Morrison said “all future applications for the sale of electricity transmission and distribution assets, and some generation assets, will attract ownership restrictions or conditions for foreign buyers”. And agricultural land must be marketed to Australians for at least 30 days before being sold to foreign investors.
In April 2016, Morrison scuppered an attempt by New South Wales to sell its largest electricity distributor Ausgrid to China’s State Grid and Hong Kong’s Cheung Kong Infrastructure. But he later approved the sale of the listed DUET electricity company to a Cheung Kong-led consortium for AUD7.4bn (€4.69bn). Ausgrid eventually went to what were ostensibly domestic investors. AustralianSuper, the country’s largest superannuation fund, and IFM Investors, a homegrown infrastructure fund manager, bought the asset for AUD16.2bn.
Should global institutional investors worry that Australia’s real assets markets are becoming less accessible?
Brendan Lyon, chief executive of Infrastructure Partnerships Australia, told IPE Real Assets, the latest announcement was “a good step that is about giving upfront assurance and certainty to foreign investors about how and which types of investors can access regulated infrastructure”.
He said: “Everyone, including the government sector, would admit that the Ausgrid decision was not handled well by the existing foreign investment process, so it’s very welcome to see these changes… This process is designed to make the rules much clearer at the start and to facilitate – not frustrate – foreign investment by providing clear rules and practices.”
Brett Himbury, CEO of IFM Investors, said. “With Australia’s broader strengths and attractiveness, I would not foresee this move reducing foreign investment in Australia. There remains an enormous amount of capital around the world seeking long-term stable investment opportunities.”
Lyon believes the new rules should increase the level of competition for Australian assets. “These changes are not about restricting foreign investment,” he said. “They’re about guiding and shaping that investment while protecting national security issues and also ensuring that approvals are timely and policies clear.”
But not everyone agrees. While the new rules may be good for Australian investors, which could face less competition, there could be a smaller pool of buyers when they choose to sell, according to other fund managers.

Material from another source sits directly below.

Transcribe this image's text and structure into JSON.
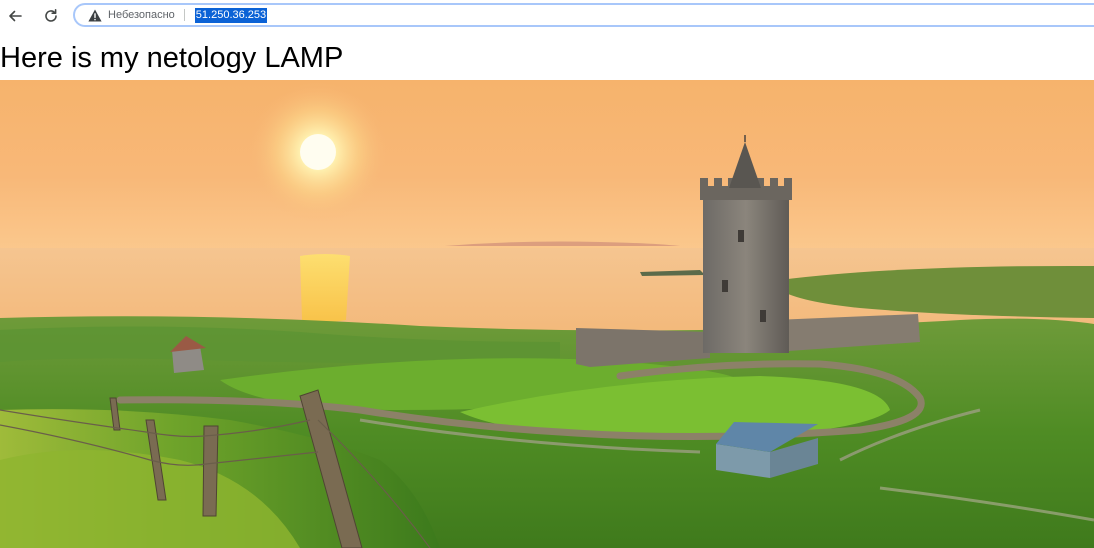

And foreign investors looking to sell stakes in electricity assets may now decide to hold, as they might worry about being able to re-enter the Australian market.

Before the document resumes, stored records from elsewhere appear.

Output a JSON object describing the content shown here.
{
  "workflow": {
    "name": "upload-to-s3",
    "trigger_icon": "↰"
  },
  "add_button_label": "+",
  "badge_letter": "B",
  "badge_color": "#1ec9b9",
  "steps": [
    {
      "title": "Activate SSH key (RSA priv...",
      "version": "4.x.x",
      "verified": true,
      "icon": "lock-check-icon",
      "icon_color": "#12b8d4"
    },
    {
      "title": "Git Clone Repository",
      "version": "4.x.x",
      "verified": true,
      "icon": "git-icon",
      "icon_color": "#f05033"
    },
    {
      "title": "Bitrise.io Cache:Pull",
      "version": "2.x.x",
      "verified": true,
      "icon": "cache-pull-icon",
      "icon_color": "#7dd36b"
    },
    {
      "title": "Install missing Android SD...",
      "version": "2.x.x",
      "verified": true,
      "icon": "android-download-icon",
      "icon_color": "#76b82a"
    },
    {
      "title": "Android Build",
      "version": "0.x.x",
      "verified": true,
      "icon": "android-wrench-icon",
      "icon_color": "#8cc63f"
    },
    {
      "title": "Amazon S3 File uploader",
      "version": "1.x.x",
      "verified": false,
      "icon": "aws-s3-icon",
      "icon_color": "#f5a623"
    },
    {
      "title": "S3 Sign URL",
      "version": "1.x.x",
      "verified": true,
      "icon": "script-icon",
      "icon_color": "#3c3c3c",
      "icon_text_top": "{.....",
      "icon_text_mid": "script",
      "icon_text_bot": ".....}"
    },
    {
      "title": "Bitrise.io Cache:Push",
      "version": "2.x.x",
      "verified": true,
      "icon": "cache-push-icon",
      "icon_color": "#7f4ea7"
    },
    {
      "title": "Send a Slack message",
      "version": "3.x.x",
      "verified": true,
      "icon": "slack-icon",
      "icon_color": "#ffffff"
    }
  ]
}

One industry source said the new rules leave it unclear what is at the heart of the government’s concerns: “Is it an issue of control or of influence on the market? We do need greater clarity of guidelines in the rules.”
There might be good reason for that lack of clarity. While the winning bidders of Ausgrid were ostensibly Australian, in reality it is clear-cut. The capital underlying IFM Investors – and other Australian fund managers like Hastings Funds Management, AMP Capital and QIC – is increasingly global.
“Some [ownership] structures are very complicated,” said one fund manager. This inconvenient truth explains why the specifics of the new rules have not been made clear.
Power distribution assets tend to be large and often require consortia to acquire them. There appears to be an emerging consensus that Australian fund managers will need to be more careful in the formation of consortia to acquire assets.
“We need to know the limit for foreign investors in these consortia,” one fund manager said. “We do not know if it means there can be no foreign participation – or, say, 20%.”
Himbury said IFM Investors always assesses potential regulatory issues when determining the most appropriate consortium structure.
Australia is attempting a troubled transition from coal to sustainable energy. In the process, electricity prices have been soaring, due to a fall in production. The worst hit states – Victoria and South Australia – have had power blackouts, repeatedly causing political grief for state and federal governments. Coincidentally, Victoria and South Australia happen to have the highest level of foreign ownership in their power sectors. Hong Kong’s Cheung Kong and Singapore Power have majority stakes in Citipower, Powercor and SA Powers Networks, which run the distribution networks there.
To many casual observers, the latest round of tightening is aimed pointedly at Chinese investors. Chinese investment in Australian farmland and infrastructure has escalated, heightening security concerns in some quarters.
The government created a register for foreign ownership of agricultural land in 2015. The register’s second annual report, released last July, showed that Chinese ownership of Australian farmland has increased 10–fold to 14.4m hectares in 12 months. China is poised to become the largest owner of Australian farmland, overtaking the UK. Morrison has also acted against foreign buyers land banking rural land for future residential development, mandating that development must commence within five years of purchase.
Of particular concern has been the sale of the port of Darwin by the Northern Territory Government to China’s Landbridge and electricity assets to Chinese groups such as, China’s State Grid.
Bilateral relations between Beijing and Canberra have been rocky due to endless revelations of perceived Chinese interference in Australian politics and academia. The Chinese have been accused of attempting to influence political decisions, with Chinese intermediaries seeking to buy influence through donations to political parties and individual politicians.
Australia is not alone, though. Foreign ownership of key infrastructure is an emerging global issue. “It is happening in other parts of the world,” said one fund manager.